Stress levels rise during a global health crisis. It is completely normal to experience periods of panic, loneliness and boredom, uncertainty about the future, generalized stress, anxiety and depression, and even post-traumatic stress disorder (PTSD).
When feelings become too much to manage on your own, reach out to a therapist, social worker, helpline or your peers who can help you through this difficult time.
- Practice meditation
- Start a garden
- Learn a new language
- Read a classic novel
- Volunteer to foster an animal
- Try new, immune-boosting recipes
- Get creative with crafts
- Put photos in a photo album or create a scrapbook
- Reorganize and redecorate a room in your house
Social distancing can be challenging, but social distancing does not mean social disengagement. We are fortunate to live in a time when technology allows us to stay socially and emotionally connected while we stay physically apart to protect each other.
Video conferencing services such as Zoom, Google Meets, or FaceTime, allow you to connect with friends and loved ones.
See if elderly or vulnerable friends and relatives need you to help them place an order online. Or call to simply say hello, and let them know you’re thinking of them.
If you need help getting through this challenging time, please contact one of the following emergency helplines or websites.

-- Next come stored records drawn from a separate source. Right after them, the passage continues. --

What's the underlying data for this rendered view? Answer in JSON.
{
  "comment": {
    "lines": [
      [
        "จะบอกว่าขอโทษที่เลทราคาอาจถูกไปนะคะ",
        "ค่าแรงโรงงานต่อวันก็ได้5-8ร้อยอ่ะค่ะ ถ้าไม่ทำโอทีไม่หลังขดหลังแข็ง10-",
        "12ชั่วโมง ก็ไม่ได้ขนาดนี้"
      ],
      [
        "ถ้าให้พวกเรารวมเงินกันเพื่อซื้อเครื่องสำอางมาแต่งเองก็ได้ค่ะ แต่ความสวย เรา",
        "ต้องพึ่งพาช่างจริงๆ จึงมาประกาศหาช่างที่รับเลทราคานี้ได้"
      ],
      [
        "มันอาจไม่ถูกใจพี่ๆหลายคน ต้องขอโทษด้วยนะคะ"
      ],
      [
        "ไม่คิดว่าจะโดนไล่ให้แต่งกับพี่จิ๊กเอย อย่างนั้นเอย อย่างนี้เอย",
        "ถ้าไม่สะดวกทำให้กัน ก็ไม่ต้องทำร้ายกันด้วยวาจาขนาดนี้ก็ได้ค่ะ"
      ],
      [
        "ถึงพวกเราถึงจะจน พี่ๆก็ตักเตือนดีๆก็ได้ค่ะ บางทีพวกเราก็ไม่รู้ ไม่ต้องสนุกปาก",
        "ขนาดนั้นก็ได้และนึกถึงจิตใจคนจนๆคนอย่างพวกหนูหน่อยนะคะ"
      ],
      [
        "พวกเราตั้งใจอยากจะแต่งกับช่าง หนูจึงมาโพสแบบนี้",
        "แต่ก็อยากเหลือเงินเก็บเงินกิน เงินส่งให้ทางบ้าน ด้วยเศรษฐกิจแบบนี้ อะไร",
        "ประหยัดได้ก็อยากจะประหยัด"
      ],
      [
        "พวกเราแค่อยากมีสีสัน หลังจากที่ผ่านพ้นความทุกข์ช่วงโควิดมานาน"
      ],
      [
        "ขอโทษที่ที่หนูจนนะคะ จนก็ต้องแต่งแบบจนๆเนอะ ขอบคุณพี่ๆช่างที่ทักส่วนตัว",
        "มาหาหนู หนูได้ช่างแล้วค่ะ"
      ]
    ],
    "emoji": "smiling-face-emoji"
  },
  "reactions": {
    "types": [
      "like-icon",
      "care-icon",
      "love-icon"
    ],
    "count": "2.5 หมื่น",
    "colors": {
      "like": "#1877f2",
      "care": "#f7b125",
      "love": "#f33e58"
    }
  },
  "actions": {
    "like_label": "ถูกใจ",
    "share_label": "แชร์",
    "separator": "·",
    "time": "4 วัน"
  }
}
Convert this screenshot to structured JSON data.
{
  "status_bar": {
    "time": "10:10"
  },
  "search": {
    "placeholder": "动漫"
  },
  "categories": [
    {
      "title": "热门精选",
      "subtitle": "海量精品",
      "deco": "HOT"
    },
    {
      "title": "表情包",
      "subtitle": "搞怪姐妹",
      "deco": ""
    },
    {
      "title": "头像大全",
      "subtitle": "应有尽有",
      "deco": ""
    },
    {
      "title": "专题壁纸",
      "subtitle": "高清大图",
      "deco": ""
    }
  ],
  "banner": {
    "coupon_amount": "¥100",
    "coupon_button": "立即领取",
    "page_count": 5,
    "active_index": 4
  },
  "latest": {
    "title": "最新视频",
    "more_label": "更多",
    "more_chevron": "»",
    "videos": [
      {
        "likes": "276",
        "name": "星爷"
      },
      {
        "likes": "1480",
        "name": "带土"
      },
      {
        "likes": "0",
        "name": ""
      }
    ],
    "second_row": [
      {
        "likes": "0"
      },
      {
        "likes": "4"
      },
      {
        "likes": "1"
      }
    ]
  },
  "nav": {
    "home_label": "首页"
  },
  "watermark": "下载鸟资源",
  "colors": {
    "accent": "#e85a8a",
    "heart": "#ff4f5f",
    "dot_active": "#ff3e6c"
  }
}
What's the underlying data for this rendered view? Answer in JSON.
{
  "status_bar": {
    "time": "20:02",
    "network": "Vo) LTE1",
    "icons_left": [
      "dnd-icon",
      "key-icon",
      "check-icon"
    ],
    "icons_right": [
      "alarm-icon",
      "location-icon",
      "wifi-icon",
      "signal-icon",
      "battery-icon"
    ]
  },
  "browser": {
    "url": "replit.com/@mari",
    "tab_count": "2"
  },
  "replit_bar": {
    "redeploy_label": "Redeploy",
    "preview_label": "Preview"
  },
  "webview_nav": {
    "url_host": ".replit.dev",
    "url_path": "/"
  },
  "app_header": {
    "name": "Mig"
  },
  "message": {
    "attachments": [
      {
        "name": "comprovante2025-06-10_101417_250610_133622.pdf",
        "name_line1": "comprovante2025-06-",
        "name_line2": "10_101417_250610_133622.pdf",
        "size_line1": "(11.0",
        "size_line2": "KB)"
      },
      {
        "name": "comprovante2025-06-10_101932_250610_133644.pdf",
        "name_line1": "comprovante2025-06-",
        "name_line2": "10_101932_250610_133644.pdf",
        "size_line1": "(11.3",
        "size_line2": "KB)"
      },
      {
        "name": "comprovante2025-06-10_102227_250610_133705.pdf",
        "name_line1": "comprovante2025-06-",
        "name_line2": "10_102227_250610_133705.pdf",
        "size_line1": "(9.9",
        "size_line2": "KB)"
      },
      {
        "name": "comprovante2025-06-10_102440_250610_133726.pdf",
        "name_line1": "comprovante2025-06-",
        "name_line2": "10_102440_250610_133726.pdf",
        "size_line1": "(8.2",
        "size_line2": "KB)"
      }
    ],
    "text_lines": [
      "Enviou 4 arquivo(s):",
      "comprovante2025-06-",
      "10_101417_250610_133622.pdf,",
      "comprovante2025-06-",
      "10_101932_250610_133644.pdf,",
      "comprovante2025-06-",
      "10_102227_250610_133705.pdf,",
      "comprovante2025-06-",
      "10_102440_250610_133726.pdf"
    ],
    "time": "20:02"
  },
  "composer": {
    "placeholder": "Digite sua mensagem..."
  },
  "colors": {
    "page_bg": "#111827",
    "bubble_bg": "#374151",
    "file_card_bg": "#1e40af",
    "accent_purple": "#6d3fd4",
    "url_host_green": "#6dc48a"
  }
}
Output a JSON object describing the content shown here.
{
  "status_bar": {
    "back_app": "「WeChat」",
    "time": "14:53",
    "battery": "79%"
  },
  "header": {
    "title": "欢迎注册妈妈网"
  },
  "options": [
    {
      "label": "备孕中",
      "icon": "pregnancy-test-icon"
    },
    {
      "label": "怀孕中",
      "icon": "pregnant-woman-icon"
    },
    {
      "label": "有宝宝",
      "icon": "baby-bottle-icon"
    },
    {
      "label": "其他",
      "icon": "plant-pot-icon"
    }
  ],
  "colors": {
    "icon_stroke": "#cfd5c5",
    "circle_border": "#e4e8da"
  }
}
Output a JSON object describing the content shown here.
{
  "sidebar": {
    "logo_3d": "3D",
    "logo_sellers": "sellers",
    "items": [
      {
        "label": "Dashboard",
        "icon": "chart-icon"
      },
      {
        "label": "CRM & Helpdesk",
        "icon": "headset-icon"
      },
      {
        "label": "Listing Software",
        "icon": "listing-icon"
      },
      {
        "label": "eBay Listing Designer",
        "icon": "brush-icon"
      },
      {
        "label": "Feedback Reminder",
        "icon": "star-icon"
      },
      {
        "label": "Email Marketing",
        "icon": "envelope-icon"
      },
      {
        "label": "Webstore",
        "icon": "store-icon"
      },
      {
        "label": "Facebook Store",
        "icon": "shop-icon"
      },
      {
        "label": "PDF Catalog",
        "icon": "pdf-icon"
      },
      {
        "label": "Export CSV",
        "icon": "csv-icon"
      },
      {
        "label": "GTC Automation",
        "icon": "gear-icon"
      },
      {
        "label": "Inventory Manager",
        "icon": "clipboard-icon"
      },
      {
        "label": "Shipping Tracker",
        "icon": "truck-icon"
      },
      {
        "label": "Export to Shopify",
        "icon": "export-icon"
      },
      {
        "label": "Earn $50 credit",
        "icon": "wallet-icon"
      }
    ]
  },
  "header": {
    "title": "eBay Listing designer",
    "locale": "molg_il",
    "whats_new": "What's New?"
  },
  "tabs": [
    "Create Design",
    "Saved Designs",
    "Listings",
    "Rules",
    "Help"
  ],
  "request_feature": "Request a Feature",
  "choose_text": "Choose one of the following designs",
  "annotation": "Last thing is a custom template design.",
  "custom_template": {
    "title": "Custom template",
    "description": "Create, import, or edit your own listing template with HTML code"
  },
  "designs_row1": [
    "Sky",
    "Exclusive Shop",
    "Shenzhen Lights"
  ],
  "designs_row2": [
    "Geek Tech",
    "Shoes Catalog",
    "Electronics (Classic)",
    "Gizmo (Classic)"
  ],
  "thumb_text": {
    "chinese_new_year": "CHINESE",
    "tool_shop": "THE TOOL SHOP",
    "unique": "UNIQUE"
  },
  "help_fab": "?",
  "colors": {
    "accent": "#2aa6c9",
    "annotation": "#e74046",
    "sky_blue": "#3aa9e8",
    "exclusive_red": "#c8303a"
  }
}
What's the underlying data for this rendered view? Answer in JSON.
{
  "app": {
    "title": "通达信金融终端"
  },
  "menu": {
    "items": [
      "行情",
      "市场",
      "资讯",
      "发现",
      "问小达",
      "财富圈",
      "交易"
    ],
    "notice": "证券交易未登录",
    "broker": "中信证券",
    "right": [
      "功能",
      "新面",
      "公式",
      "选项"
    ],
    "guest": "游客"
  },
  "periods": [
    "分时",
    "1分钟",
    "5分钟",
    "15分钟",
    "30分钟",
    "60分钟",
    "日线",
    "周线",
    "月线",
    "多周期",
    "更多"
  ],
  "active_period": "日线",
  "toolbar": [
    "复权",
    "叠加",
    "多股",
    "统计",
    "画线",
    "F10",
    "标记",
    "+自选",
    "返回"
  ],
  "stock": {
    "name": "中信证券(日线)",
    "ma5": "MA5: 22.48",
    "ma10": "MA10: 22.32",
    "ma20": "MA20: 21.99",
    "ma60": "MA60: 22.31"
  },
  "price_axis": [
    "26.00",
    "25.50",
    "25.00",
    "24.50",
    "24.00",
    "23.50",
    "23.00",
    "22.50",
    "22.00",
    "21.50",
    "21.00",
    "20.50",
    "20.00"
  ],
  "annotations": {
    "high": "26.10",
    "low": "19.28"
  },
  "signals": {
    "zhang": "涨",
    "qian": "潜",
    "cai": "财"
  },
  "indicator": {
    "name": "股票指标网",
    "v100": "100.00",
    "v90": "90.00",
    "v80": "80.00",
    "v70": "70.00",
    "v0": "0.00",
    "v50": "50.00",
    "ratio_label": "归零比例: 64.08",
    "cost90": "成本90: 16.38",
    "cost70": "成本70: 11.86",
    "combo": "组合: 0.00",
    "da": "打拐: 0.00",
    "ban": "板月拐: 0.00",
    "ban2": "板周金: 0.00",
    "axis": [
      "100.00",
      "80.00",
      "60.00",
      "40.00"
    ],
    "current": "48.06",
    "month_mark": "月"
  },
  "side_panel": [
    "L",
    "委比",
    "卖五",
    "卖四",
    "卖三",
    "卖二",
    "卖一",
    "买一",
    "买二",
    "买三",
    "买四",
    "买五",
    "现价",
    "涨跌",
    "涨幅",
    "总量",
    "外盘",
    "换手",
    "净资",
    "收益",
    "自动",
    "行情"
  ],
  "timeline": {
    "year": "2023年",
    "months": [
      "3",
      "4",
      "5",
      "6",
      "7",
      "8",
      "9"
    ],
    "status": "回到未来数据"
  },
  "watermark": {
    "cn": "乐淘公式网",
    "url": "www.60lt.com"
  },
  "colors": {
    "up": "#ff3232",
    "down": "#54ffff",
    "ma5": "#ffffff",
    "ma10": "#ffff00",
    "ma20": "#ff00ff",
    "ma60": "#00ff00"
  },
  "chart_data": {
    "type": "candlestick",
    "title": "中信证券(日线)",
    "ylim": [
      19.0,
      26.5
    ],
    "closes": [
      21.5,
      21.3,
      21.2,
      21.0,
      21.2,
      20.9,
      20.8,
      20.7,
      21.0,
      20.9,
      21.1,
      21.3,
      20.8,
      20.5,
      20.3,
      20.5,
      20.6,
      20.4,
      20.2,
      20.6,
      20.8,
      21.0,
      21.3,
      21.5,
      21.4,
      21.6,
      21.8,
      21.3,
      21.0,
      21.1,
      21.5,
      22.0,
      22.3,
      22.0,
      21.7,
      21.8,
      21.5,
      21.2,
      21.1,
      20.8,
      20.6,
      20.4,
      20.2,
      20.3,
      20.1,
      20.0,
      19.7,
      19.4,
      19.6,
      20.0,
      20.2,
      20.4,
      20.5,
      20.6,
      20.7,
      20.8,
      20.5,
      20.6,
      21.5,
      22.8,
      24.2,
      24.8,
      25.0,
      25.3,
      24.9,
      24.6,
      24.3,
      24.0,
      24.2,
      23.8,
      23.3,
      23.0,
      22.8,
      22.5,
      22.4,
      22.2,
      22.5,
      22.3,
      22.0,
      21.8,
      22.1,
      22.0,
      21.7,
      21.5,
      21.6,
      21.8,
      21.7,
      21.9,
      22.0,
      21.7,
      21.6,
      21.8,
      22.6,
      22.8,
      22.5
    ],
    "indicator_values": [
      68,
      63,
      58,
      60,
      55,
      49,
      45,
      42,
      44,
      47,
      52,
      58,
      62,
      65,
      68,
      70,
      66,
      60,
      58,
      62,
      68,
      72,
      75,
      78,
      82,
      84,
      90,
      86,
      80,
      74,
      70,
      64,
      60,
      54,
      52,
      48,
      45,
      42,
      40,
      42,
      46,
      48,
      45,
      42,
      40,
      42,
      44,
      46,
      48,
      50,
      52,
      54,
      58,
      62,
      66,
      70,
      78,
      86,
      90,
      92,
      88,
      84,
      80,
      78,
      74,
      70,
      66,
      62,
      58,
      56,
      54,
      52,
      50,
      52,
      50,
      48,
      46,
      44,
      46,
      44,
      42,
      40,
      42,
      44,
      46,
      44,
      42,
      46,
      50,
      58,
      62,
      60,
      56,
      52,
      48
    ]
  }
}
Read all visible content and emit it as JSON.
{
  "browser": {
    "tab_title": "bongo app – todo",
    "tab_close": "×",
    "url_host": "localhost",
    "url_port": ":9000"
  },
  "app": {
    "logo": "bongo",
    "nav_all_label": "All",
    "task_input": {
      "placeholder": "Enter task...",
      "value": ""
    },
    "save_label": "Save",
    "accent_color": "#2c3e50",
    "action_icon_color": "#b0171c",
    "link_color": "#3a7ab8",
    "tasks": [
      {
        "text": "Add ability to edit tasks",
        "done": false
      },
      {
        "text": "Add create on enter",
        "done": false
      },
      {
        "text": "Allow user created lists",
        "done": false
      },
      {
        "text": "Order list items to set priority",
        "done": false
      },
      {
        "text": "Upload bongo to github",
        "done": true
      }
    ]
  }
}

Depression and suicidal thoughts: The National Suicide Prevention Lifeline provides 24/7, free and confidential support for people in distress. Call (800) 273-8255 or visit suicidepreventionlifeline.org/.
Domestic violence: The National Domestic Violence Hotline is available 24/7 at (800) 799-SAFE (7233) in more than 200 languages. All calls are free and confidential. You can also chat online if you can’t talk at www.thehotline.org/help/.